Hello, friends! S started 5th grade in Madrid today. Now that I’ve managed to dry my eyes a bit, I thought I’d tell you about it. (By the way, do all mothers cry on the first day of school? I’ve done OK the past couple of years, probably because we’ve simply put her on the school bus and waved goodbye. But I always cry when I take her to school to meet her teacher on the first day. Teachers have such a big, important job, and I’m so grateful to them that I always get emotional.)
When we decided to move to Spain for a year, we did it in part because we wanted S to become fluent in Spanish. When we started telling people about our plans, a lot of people assumed that we would send her to an international school where all learning was done in English. But what better way to become fluent than to be fully immersed in a language? So we decided, early on, that we would enroll her in a neighborhood public school.
The school we put at the top of our list–and that were fortunate to be accepted into, we found out this morning–is a 15 minute walk from home through one of the oldest neighborhoods in Madrid. This is the route we’ll be taking to school each morning.
The school is the oldest in Madrid. It was founded by Carlos V in 1543. (We were impressed that S’s school in New York celebrated its 110th birthday last year, but that’s nothing compared to her new school!) Today the school has a bilingual program, so half of the day is taught in English and the other half is in Spanish. We expect that she’ll be close to fluent in about three months in this environment. Assuming, that is, that her classmates will agree to speak Spanish with her at lunch and on the playground where the real language learning happens! Right now they’re so excited to have an English-speaking classmate, they’re all speaking English with her.
Since Spanish students are all assigned to schools in April, we needed to wait until September 1 to register for the fall. Registration was quite complicated, requiring multiple visits to various government agencies to get all the proper documentation. (This seems to be the Spanish way. After multiple appointments and visits to banks and copy shops and government agencies, we still have more appointments before we receive our resident cards.) Once she was registered we were able to select our school preferences, but we had to wait until today, the second day of classes, to be assigned to a school. (I think this is done so the schools can get an accurate count of the students before they fill any remaining spots.)
After she was situated, her teacher brought us into the classroom to meet the children (wow, fifth graders are so big!), and of course I got all teary-eyed. I just can’t believe we’re here and it’s all become a reality for us. I think it’s going to be a great school year for S as well as a wonderful experience for all of us.
So that’s our little first-day-of-school story. Several of you, our friends and customers, have been helpful in assisting us with developing an understanding of the school registration process and choosing a good school. We are so grateful to all of you who have written emails, left comments with advice and suggestions, and made phone calls to get information on our behalf. Thank you all for your help and encouragement! I’m still pinching myself that this is happening.
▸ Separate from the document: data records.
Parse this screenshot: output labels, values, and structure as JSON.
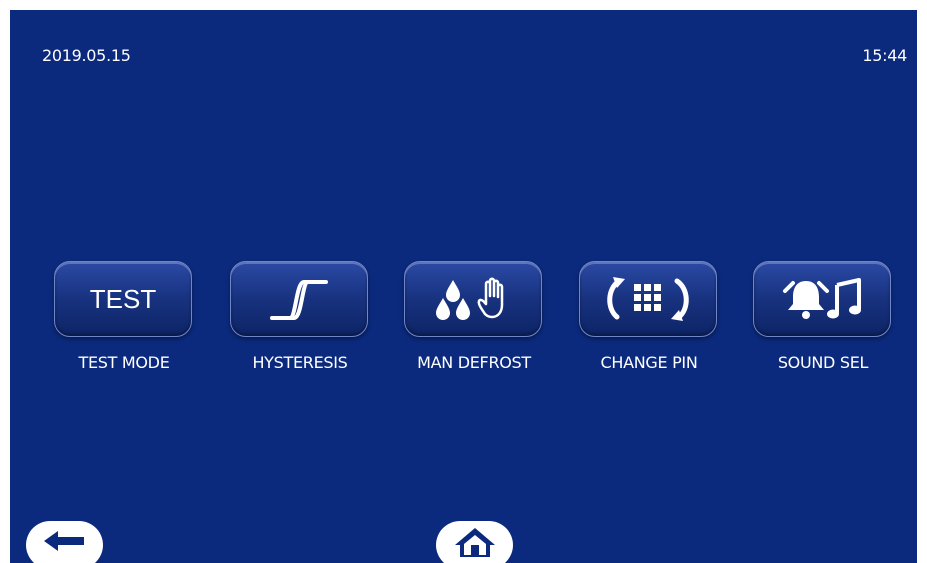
{
  "header": {
    "date": "2019.05.15",
    "time": "15:44"
  },
  "tiles": [
    {
      "id": "test-mode",
      "button_text": "TEST",
      "label": "TEST MODE",
      "icon": "text"
    },
    {
      "id": "hysteresis",
      "label": "HYSTERESIS",
      "icon": "hysteresis-curve-icon"
    },
    {
      "id": "man-defrost",
      "label": "MAN DEFROST",
      "icon": "droplets-hand-icon"
    },
    {
      "id": "change-pin",
      "label": "CHANGE PIN",
      "icon": "keypad-refresh-icon"
    },
    {
      "id": "sound-sel",
      "label": "SOUND SEL",
      "icon": "bell-music-icon"
    }
  ],
  "footer": {
    "back_icon": "back-arrow-icon",
    "home_icon": "home-icon"
  },
  "colors": {
    "background": "#0b2a7e",
    "tile_gradient_top": "#2b4aa5",
    "tile_gradient_bottom": "#0d2466",
    "text": "#ffffff"
  }
}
(Oh, and by the way, her new school has a very strict uniform policy–including a uniform for gym class–so I won’t be sewing school clothes this year. But that’s probably a good thing since I’m way behind on my work and need to start getting caught up. I’ll show you the school uniforms soon.)
How was your first day of school, those of you in the northern hemisphere? Lots of emotions? Relief? Sadness that summer is over?